The full carbon impact is estimated to be around 5,000 tonnes of carbon based on data from 2019, however, the total 2022 emissions will be calculated post-event using a number of verified data sources, including the official race reports to capture racing emissions and the statistics from the 2022 TT Visitor Survey to calculate the impact of attendees, including travel data. Positize Group will also carry out a broader on-event assessment of any additional factors that may contribute to the final carbon emissions calculation.
Naturally, we had similar misgivings about this as many of our readers will.
How much is this costing taxpayers? Well, the gov says nothing, a spokesperson for DfE said the Pozitive Group ‘will be funding the full cost of the offsetting programme’.
What is going to happen? Slightly less clear, but the DfE said the company has ‘identified internationally recognised programmes that will support improving communities, sustaining wildlife and the environments in which they inhabit’.
Banning the use of single-use plastic water bottles by all caterers and hospitality suppliers. Instead, Isle of Man based AB Project will be supplying reusable aluminium bottles that will be retailed in the paddock and supplied free of charge to hospitality guests (because hospitality guests tend to be the less well-off people 🤷♂️).
Reducing the official programme down to one publication that also includes the race guide, removing the need for additional plastic shrink wrapping. The gov says that this year’s publication has been ‘created using sustainably sourced paper certified by the WorldLand Trust (that has also been carbon offset), as well as using eco-friendly printing techniques such as vegetable-based inks’.
Quote Me On That
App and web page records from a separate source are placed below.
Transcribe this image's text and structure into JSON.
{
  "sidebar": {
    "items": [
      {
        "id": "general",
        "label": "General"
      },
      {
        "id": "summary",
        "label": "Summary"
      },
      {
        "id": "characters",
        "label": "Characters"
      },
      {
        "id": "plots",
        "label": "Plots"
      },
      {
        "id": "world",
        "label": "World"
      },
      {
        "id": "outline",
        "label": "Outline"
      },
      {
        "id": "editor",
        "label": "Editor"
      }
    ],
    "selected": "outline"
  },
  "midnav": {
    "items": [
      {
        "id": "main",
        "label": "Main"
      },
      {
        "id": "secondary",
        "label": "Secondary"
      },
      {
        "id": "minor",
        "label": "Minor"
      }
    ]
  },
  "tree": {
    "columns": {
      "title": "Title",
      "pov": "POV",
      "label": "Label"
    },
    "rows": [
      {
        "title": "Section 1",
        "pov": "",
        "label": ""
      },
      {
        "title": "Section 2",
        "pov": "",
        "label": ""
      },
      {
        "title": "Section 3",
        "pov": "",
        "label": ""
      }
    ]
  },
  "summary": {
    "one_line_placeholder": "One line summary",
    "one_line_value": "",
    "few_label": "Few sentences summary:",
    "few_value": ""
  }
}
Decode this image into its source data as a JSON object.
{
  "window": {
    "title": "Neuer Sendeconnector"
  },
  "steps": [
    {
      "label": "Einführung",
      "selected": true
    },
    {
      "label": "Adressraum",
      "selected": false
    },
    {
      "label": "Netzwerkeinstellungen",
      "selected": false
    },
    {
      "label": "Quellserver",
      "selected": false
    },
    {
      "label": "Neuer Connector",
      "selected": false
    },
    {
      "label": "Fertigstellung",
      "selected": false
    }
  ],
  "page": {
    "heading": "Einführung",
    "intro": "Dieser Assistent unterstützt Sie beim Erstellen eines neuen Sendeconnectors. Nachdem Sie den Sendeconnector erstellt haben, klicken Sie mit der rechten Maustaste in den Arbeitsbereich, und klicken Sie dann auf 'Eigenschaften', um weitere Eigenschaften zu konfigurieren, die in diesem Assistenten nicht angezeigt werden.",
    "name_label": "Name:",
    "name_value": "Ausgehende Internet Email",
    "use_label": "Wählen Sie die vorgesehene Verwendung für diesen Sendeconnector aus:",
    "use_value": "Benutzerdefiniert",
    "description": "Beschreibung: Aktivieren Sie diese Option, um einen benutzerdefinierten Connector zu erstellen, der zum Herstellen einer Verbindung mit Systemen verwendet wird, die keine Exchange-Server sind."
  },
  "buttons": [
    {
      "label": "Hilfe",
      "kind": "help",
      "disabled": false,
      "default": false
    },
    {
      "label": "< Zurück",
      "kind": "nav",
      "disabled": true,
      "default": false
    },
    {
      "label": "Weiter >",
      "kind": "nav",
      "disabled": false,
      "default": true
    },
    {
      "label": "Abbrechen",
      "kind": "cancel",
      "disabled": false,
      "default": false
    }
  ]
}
Former captain of the Starship Enterprise, now Treasury Minister, Dr Alex Allinson has said: ‘As the only country to be a UNESCO Biosphere, the Isle of Man has already demonstrated a clear commitment to preserving the world around us, and we’re now forming strategic partnerships that will ensure this commitment to sustainability extends to the island’s world-famous TT Races. In addition to the positive actions taken to make the delivery of this year’s races more sustainable, we also have a commitment to encourage visitors to make environmentally positive decisions and act responsibly when on island.’
Jaime Amoedo, CFO of the Pozitive Group, added: ‘We’re delighted to be working in partnership with the Department for Enterprise and helping the Isle of Man TT Races become Carbon Neutral. The TT is a deeply integrated part of the Isle of Man’s heritage and as a business based on the Island we’re passionate about working with the department to build a sustainable future for the event.’
An Image Problem
The lack of a TT Zero race is not a good look for the island, the TT of course became a standard-bearer by launching its own zero-emissions race, but motorsport as a whole now has an image problem. Ex-Formula 1 world champion Sebastian Vettel said as much himself and that is a sport which aims to introduce fully sustainable fuel by 2026 and go carbon neutral by 2030.
When TT Zero was dropped (put on a hiatus) the lack of innovation and the limited amount of teams entering was the reason given, which if you look at the numbers is fair enough, there were only seven entries in 2019. Formula E has seen teams pump a lot of money into improving cars and battery length and while this year’s TT will be ‘carbon neutral’, organisers must know they need to get zero-emission racing back as soon as possible because as with every motorsport that says off-setting is making it carbon neutral, the voices calling it greenwashing will only grow the longer it goes on.